In 2010, the world’s largest biometric digital ID system debuted in India. The Aadhaar system captures people’s fingerprints and/or iris scans and assigns a unique 12-digit Aadhaar number. As of 2019, almost 1.2 billion people have voluntarily enrolled in the program, which is intended to simplify and speed up verification for government programs while also reducing fraud.
Biometric verification hit the consumer market in 2013 when Apple included a fingerprint sensor in the iPhone 5S. Other smartphone manufacturers have followed suit. Apple Touch ID was later supplemented with Face ID in the iPhone X in 2017. These technologies provide reasonably good security measures without relying on troublesome passwords. As the cost for this type of security continues to drop, biometrics are destined to become standard across mobile devices.
Global electronic verification

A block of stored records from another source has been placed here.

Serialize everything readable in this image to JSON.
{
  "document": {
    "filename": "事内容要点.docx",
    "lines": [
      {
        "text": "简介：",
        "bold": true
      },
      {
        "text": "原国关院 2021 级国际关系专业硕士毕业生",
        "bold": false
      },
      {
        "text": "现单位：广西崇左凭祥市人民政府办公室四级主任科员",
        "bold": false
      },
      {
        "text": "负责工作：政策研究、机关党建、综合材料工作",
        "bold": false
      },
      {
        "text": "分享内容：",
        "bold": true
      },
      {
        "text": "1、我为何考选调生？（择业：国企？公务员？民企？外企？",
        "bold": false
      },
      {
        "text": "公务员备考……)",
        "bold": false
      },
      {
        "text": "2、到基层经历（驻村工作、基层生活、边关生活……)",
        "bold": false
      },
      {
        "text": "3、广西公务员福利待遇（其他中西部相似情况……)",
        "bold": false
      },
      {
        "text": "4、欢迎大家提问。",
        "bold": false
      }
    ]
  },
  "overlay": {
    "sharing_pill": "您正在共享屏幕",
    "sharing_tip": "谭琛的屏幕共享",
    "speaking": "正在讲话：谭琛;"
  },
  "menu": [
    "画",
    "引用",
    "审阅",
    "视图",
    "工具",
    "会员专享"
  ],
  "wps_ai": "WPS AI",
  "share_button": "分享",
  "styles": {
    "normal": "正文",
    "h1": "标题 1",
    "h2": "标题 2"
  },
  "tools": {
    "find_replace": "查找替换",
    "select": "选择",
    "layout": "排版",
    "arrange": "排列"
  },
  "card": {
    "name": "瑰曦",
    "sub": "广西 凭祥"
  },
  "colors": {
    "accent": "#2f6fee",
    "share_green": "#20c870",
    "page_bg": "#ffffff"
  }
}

Due to the spread of eCommerce and the steady rise in online fraud, identity verification has increasingly become a legislated requirement. Know Your Customer (KYC) comprises different policies enacted in order to identify customers, helping to prevent fraud. Anti-Money Laundering (AML) describes the legal controls that financial and legal organizations must enact with due diligence to prevent, detect and report money laundering activities.
Trulioo recognized that the direction of global identity verification was undeniably headed towards a layered approach of online verification methods, combining numerous data sources to provide global AML compliance and risk mitigation services. As a result, Trulioo launched GlobalGateway in 2014, the most comprehensive international AML/KYC identity verification provider.
GlobalGateway continues to expand the variety of data sources, both in terms of the geographical reach and the type of data. GlobalGateway now provides instant electronic identity and business verification coverage for 5 billion people and 250 million companies worldwide.
“Identity is the history that has gone into bone and blood and reshaped the flesh. Identity is not what we were but what we have become, what we are at this moment.” ― Nick Joaquín
This post was originally published on August 7, 2014.